> EXERCISE OBJECTIVE:
Below are the records; collect from them each line containing the string "data".
_____
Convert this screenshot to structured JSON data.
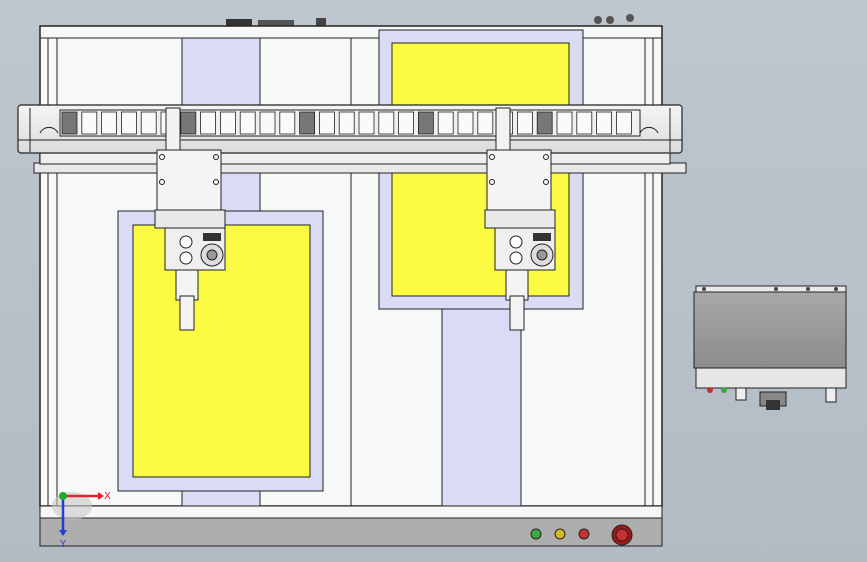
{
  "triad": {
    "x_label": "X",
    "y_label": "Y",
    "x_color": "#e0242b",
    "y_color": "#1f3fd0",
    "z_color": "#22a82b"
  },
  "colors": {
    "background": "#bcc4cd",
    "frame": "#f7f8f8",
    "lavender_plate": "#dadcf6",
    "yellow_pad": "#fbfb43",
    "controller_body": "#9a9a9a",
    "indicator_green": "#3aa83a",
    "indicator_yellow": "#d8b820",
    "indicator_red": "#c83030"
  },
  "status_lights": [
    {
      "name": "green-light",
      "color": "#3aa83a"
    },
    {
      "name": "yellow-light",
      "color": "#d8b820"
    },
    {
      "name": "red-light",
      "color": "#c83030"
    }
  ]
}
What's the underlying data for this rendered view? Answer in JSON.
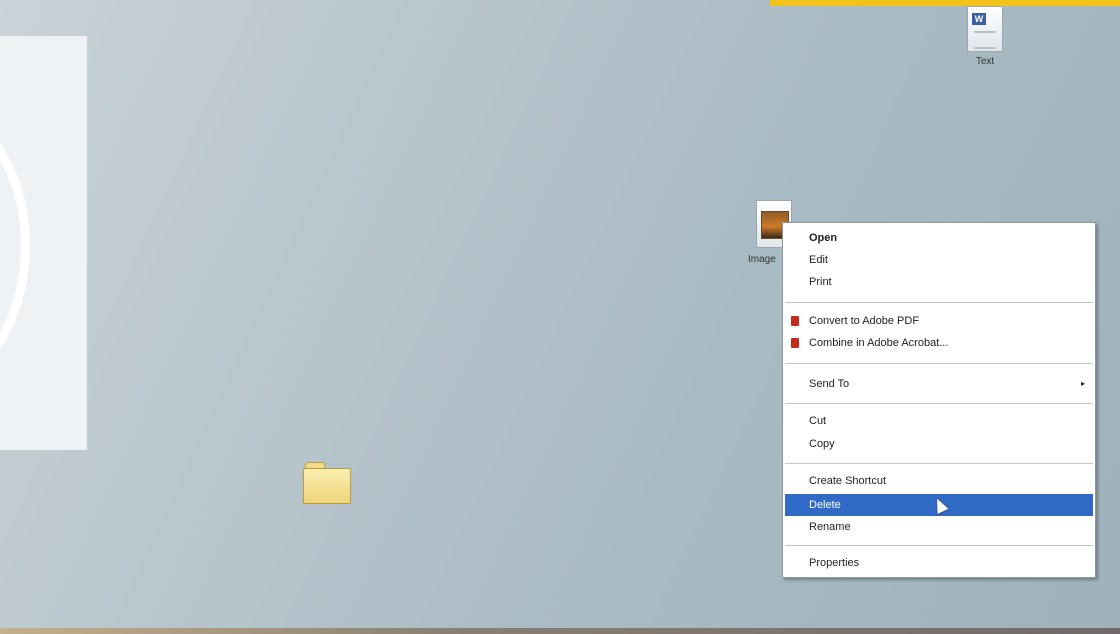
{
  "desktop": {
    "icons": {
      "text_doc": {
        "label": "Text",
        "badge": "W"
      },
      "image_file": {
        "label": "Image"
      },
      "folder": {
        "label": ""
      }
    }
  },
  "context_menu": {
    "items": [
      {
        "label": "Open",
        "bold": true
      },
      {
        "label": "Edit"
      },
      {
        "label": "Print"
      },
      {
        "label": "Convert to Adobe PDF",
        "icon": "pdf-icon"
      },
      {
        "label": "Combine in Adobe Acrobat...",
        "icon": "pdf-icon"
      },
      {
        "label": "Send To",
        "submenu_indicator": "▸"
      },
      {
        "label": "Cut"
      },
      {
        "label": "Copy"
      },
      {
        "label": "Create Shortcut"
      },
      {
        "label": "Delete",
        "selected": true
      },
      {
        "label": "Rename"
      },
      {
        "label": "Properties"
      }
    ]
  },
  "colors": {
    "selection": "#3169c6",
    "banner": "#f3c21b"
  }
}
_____
> SOLUTION:
Convert this screenshot to structured JSON data.
What's the underlying data for this rendered view? Answer in JSON.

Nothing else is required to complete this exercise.